Why on earth should an employer have anything to do with health care in the first place? (The answer is it started in the 1930s, when some employers began offering health care insurance to employees and it became the primary means by which most Americans receive health care.)
Why should an employer who's Catholic, or Muslim, or an atheist animal rights activist, have any say whatsoever in whether or not I reproduce? Or whether or not I choose to take a birth control pill to control painful periods? Or whether or not I have an IUD? Or if my partner has a vasectomy?
If an employer provides health care insurance to his or her employees, and receives tax benefits for doing so, shouldn't there be minimum standards applied to the insurance plan? And shouldn't those minimum standards cover the very basic option of pregnancy prevention—the only reason many young women see their doctors for years at a time?
What if, say, a female employee of a Catholic university can't afford contraception. She becomes pregnant. Every year. After a while, her employer will decide the university can't keep providing maternity leave for a perpetually pregnant receptionist. So she'll lose her job.
But I guess that's okay, if you're a Catholic bishop. After all, it's not a problem you'll ever have, is it? Because you are, by definition, a man.
So I can see why the Catholic church and its leaders have their staffs in a wad over the proposed rule from the Obama administration, which would make it mandatory for contraceptive costs to be covered in any employer-paid health care plans. But when did the Catholic church have a right to impose its beliefs on everyone else? On the employees of their hospitals, their universities, their schools? (Churches themselves would be exempt from this rule.)
What if a Mormon employer refused to cover his employees who wanted to quit smoking? Isn't a nicotine patch a sin? Or what if a Mormon employer refused to cover an employee who'd become ill due to effects of caffeine? And should I have the right to deny an employee health care coverage if they eat beef and become ill due to e-coli?
Again, my British and European friends are wondering how the employer ever got into this argument in the first place, even though many European countries have similar employer-based health care systems. They just don't believe that employers have the right to call the shots when it comes to their employees' health care. Maybe that's because they believe that health care is a right, not a privilege.

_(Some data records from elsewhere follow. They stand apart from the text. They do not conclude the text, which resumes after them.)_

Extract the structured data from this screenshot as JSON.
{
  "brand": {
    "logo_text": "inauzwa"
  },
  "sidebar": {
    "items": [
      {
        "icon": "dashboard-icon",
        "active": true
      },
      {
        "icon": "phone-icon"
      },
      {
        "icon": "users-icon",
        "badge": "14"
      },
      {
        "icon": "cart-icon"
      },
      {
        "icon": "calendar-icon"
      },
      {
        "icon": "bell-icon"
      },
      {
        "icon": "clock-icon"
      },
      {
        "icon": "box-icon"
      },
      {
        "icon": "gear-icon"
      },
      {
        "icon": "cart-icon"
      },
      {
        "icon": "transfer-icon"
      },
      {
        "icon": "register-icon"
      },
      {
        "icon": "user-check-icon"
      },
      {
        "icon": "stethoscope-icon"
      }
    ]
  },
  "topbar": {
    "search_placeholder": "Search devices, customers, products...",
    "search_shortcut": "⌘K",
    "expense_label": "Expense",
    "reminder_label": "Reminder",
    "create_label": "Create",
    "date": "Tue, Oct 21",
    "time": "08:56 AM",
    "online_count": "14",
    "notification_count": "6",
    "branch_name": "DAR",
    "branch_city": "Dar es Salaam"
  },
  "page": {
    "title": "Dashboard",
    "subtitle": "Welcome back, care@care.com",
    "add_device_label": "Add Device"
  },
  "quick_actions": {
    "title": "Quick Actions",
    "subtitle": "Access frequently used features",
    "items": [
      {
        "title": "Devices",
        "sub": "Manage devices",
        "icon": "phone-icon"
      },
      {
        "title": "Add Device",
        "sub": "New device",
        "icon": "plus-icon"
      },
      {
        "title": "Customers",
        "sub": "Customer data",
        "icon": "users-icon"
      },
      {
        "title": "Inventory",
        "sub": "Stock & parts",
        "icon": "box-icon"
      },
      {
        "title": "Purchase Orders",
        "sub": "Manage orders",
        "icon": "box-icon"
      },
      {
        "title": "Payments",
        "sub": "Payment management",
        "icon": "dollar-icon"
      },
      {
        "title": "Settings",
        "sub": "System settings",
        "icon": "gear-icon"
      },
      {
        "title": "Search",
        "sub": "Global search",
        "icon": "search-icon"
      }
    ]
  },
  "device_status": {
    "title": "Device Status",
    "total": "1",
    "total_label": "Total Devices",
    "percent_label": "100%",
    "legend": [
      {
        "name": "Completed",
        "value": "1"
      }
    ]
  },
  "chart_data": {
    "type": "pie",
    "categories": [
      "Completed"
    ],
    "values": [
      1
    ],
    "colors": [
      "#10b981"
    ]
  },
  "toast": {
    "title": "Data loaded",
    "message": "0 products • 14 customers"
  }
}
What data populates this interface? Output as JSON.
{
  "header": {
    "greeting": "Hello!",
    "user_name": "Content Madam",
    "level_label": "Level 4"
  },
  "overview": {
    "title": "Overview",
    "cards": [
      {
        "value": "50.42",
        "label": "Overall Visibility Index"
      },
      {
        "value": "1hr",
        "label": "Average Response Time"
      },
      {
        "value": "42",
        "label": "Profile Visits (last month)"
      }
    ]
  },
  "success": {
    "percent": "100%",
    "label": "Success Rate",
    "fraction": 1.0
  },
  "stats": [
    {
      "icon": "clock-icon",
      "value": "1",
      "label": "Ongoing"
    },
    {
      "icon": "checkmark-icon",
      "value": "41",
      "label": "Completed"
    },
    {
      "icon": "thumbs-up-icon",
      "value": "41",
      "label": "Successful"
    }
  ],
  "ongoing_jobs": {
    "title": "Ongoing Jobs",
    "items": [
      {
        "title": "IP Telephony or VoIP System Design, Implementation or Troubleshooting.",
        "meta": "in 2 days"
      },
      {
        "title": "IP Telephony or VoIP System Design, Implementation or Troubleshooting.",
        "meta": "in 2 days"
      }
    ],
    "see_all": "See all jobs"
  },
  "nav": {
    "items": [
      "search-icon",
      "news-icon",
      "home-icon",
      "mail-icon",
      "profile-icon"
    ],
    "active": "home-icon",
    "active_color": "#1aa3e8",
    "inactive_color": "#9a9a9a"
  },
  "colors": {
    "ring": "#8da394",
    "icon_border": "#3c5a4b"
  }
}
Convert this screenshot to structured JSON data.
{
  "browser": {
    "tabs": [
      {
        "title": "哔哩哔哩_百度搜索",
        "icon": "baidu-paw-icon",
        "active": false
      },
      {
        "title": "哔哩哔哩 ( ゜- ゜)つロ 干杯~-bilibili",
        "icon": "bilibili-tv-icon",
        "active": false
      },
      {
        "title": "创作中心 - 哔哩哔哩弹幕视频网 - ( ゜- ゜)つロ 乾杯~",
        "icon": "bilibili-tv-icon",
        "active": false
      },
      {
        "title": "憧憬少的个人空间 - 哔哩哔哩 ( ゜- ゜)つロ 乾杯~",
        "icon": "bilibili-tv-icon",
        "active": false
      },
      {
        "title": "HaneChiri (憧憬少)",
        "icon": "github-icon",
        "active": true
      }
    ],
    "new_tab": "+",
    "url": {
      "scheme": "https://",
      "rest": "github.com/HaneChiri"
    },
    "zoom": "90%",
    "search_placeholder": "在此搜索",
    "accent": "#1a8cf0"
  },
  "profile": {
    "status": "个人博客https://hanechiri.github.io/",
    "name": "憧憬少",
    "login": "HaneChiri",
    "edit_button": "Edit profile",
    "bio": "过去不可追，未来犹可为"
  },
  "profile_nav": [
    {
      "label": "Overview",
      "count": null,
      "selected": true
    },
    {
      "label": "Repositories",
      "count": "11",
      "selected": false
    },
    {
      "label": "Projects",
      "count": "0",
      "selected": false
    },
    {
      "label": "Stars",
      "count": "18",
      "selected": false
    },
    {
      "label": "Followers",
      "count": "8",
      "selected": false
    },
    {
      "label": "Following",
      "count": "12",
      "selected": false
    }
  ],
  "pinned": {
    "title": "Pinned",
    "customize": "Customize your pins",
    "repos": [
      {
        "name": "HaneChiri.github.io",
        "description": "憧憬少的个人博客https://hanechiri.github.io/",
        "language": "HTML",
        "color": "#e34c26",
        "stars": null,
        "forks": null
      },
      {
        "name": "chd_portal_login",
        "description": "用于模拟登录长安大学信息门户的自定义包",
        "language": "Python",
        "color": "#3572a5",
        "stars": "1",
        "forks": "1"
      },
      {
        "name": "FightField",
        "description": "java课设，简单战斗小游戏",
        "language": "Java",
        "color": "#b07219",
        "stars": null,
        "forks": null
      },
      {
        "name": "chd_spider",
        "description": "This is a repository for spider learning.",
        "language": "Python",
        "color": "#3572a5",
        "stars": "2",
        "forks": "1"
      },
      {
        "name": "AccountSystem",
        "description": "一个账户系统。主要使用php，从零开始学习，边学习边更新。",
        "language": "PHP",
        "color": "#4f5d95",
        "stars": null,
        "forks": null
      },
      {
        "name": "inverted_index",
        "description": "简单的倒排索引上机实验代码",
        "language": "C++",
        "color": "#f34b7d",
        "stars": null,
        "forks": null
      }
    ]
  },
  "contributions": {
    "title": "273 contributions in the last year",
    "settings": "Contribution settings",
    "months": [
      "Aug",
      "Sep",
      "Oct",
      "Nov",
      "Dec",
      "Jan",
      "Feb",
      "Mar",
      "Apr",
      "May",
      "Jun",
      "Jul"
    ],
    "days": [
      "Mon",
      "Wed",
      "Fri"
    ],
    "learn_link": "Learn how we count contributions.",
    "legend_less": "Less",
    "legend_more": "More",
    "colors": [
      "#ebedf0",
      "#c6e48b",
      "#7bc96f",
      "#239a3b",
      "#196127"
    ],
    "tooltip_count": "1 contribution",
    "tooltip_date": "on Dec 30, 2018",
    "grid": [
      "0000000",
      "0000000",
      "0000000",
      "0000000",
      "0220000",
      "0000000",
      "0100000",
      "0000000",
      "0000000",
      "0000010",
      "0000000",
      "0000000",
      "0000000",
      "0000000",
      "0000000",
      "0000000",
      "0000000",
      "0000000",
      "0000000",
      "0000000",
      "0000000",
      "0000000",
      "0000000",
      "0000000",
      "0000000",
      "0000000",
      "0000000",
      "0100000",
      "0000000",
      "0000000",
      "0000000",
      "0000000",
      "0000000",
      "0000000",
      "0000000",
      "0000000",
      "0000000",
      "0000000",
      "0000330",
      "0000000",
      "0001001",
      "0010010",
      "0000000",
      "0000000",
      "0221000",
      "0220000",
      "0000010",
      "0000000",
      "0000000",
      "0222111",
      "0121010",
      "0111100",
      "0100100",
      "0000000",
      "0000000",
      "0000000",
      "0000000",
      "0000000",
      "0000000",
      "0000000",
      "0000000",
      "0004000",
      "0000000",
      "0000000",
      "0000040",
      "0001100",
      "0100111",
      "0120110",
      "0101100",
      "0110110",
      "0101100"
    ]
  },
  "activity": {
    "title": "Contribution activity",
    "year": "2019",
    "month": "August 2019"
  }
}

And that, my dear British friends, is the fundamental difference between America and the rest of the world.